Athens City Museum
The Athens City Museum (Vouros-Eftaxias Foundation) was founded in 1973 by Greek politician Lambros Eftaxias and opened its doors to the public in 1980. The museum is dedicated to the development of the city of Athens in modern times and is housed in two of the capital´s oldest buildings at 5 and 7 Paparrigopoulou Str., in Klafthmonos square.
The building at no. 7, which belonged to Stamatios Dekozis Vouros, a wealthy banker from Chios island, was built in 1833 and is a two-storey mansion that offers a direct testimony to the form of early Athenian classicism. It is a milestone in the history of the Greek state, as it served as the residence for King Otto and Queen Amalia, the first royal couple of Greece, from 1836 to 1843 when they moved to the then newly built Palace, the building that now houses the Hellenic Parliament. Thus Athenians often call the building at 7 Paparrigopoulou Str. the “Old Palace”. Today one of its floors is dedicated to the royal couple.

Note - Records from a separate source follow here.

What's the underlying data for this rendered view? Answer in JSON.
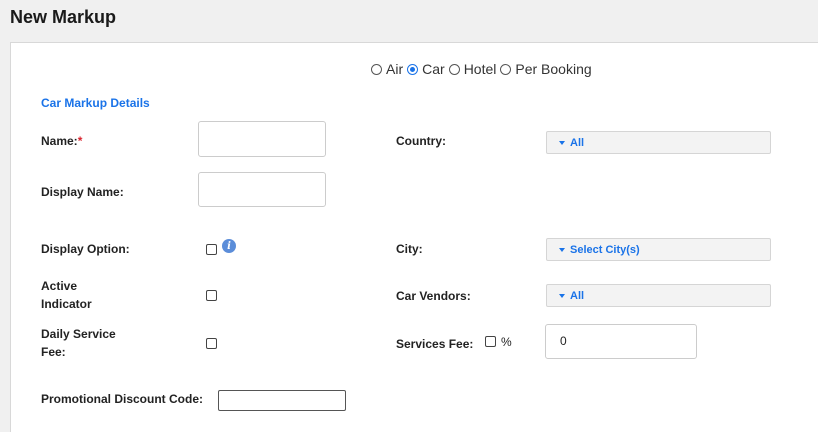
{
  "page": {
    "title": "New Markup"
  },
  "type_selector": {
    "options": [
      {
        "label": "Air",
        "checked": false
      },
      {
        "label": "Car",
        "checked": true
      },
      {
        "label": "Hotel",
        "checked": false
      },
      {
        "label": "Per Booking",
        "checked": false
      }
    ]
  },
  "section": {
    "title": "Car Markup Details"
  },
  "form": {
    "name": {
      "label": "Name:",
      "required_mark": "*",
      "value": ""
    },
    "display_name": {
      "label": "Display Name:",
      "value": ""
    },
    "display_option": {
      "label": "Display Option:",
      "checked": false,
      "info_glyph": "i"
    },
    "active_indicator": {
      "label_line1": "Active",
      "label_line2": "Indicator",
      "checked": false
    },
    "daily_service_fee": {
      "label_line1": "Daily Service",
      "label_line2": "Fee:",
      "checked": false
    },
    "promo_code": {
      "label": "Promotional Discount Code:",
      "value": ""
    },
    "country": {
      "label": "Country:",
      "selected": "All"
    },
    "city": {
      "label": "City:",
      "selected": "Select City(s)"
    },
    "car_vendors": {
      "label": "Car Vendors:",
      "selected": "All"
    },
    "services_fee": {
      "label": "Services Fee:",
      "percent_label": "%",
      "percent_checked": false,
      "value": "0"
    }
  },
  "colors": {
    "accent": "#1a73e8",
    "required": "#d9232d"
  }
}
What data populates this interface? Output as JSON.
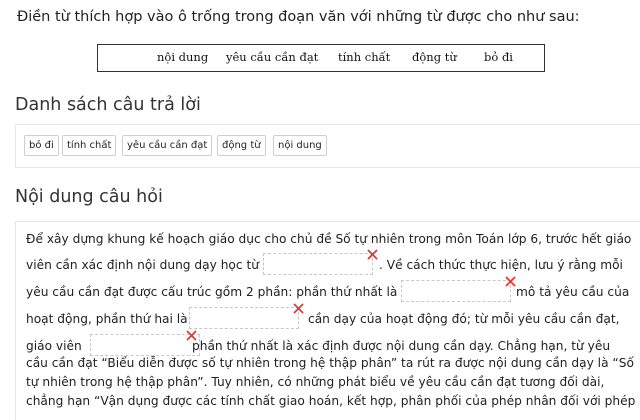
{
  "instruction": "Điền từ thích hợp vào ô trống trong đoạn văn với những từ được cho như sau:",
  "word_bank": [
    "nội dung",
    "yêu cầu cần đạt",
    "tính chất",
    "động từ",
    "bỏ đi"
  ],
  "answers_title": "Danh sách câu trả lời",
  "answer_chips": [
    "bỏ đi",
    "tính chất",
    "yêu cầu cần đạt",
    "động từ",
    "nội dung"
  ],
  "content_title": "Nội dung câu hỏi",
  "question_lines": {
    "l1": "Để xây dựng khung kế hoạch giáo dục cho chủ đề Số tự nhiên trong môn Toán lớp 6, trước hết giáo",
    "l2a": "viên cần xác định nội dung dạy học từ",
    "l2b": ". Về cách thức thực hiện, lưu ý rằng mỗi",
    "l3a": "yêu cầu cần đạt được cấu trúc gồm 2 phần: phần thứ nhất là",
    "l3b": "mô tả yêu cầu của",
    "l4a": "hoạt động, phần thứ hai là",
    "l4b": "cần dạy của hoạt động đó; từ mỗi yêu cầu cần đạt,",
    "l5a": "giáo viên",
    "l5b": "phần thứ nhất là xác định được nội dung cần dạy. Chẳng hạn, từ yêu",
    "l6": "cầu cần đạt “Biểu diễn được số tự nhiên trong hệ thập phân” ta rút ra được nội dung cần dạy là “Số",
    "l7": "tự nhiên trong hệ thập phân”. Tuy nhiên, có những phát biểu về yêu cầu cần đạt tương đối dài,",
    "l8": "chẳng hạn “Vận dụng được các tính chất giao hoán, kết hợp, phân phối của phép nhân đối với phép"
  },
  "colors": {
    "error_mark": "#e53935",
    "text": "#222222",
    "border": "#e6e6e6"
  },
  "icons": {
    "wrong": "x-mark-icon"
  }
}
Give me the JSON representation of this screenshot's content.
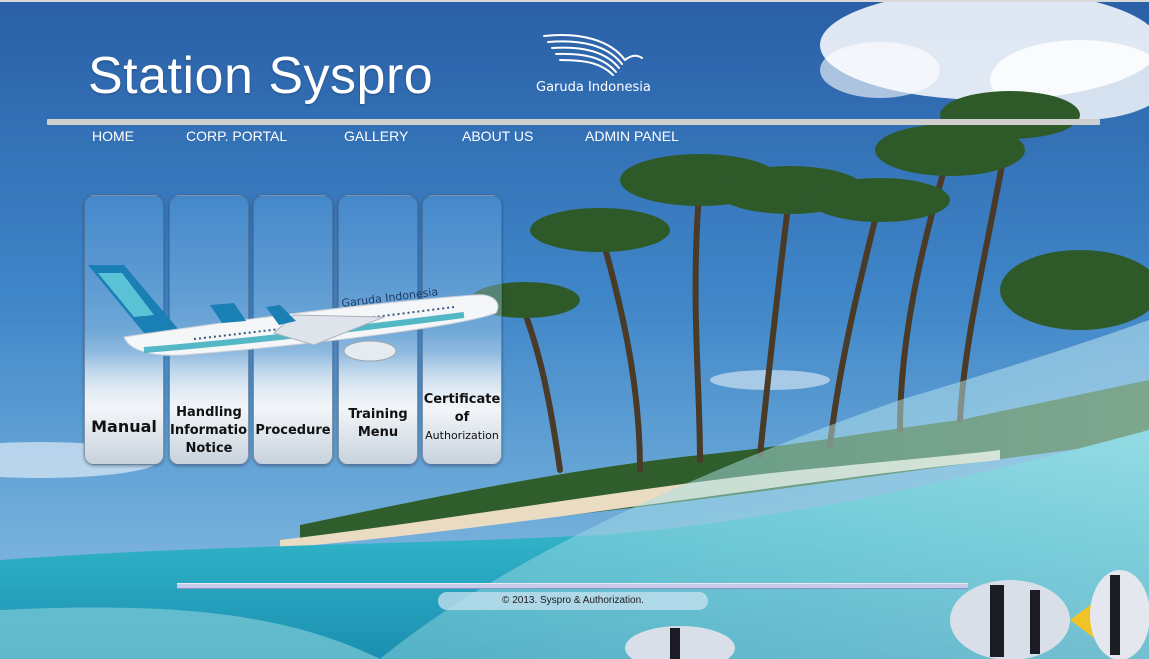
{
  "header": {
    "title": "Station Syspro",
    "logo_text": "Garuda Indonesia"
  },
  "nav": {
    "items": [
      {
        "id": "home",
        "label": "HOME"
      },
      {
        "id": "corp-portal",
        "label": "CORP. PORTAL"
      },
      {
        "id": "gallery",
        "label": "GALLERY"
      },
      {
        "id": "about-us",
        "label": "ABOUT US"
      },
      {
        "id": "admin-panel",
        "label": "ADMIN PANEL"
      }
    ]
  },
  "panels": [
    {
      "id": "manual",
      "lines": [
        "Manual"
      ]
    },
    {
      "id": "handling-information-notice",
      "lines": [
        "Handling",
        "Information",
        "Notice"
      ]
    },
    {
      "id": "procedure",
      "lines": [
        "Procedure"
      ]
    },
    {
      "id": "training-menu",
      "lines": [
        "Training",
        "Menu"
      ]
    },
    {
      "id": "certificate-of-authorization",
      "lines": [
        "Certificate",
        "of",
        "Authorization"
      ]
    }
  ],
  "plane_livery_text": "Garuda Indonesia",
  "footer": {
    "copyright": "© 2013. Syspro & Authorization."
  },
  "colors": {
    "sky": "#2f6fae",
    "sea": "#35b7c8",
    "nav_text": "#ffffff",
    "header_rule": "#cfcfcf"
  }
}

In 1859 Stamatios Dekozis Vouros had a second mansion built next to his residence, at 5 Paparrigopoulou Str., for his son Konstantinos Vouros. The two-story building constitutes a fine example of the 19th- and early 20th-century urban lifestyle in Athens. Today it features rooms with furniture of that era and an Art Gallery.
These two buildings are connected with an interior bridge, hosting in their floors the collections of the Athens City Museum.
The paintings, gravures and engraved sculptures collected by the Museum’s founder, former politician and arts patron Lambros Eftaxias, are located on the ground floor and – combined with a digital tour platform of Athens city centre historical buildings – they describe in their own way the history of Athens from the Turkish rule to this day.
The Athens City Museum features a Library with rare books and hosts approximately 40,000 items in its Collections, ranging from antiquity to the 21st century: ancient items, books and musical texts, Byzantine, post-Byzantine and ecclesiastical items, sculptures, stamps, documents, manuscripts, glass, porcelain and ceramics, recording media, small items, memorabilia, musical instruments, coins, furniture, paintings and engravings, utensils, fabrics and embroidery, apparel and tapestry, photographs and photographic records.
In the garden of the Athens City Museum, or “the garden of the Old Palace” – the first public garden of the city, where you can still see the palm tree planted by Queen Amalia herself – you may enjoy your coffee, lunch or drink at the beautiful Bistrot of the Museum. In the atrium there are also libraries with books to read, for a relaxing break in the sounds of ambient music.
Photo: GNTO, Yannis Skoulas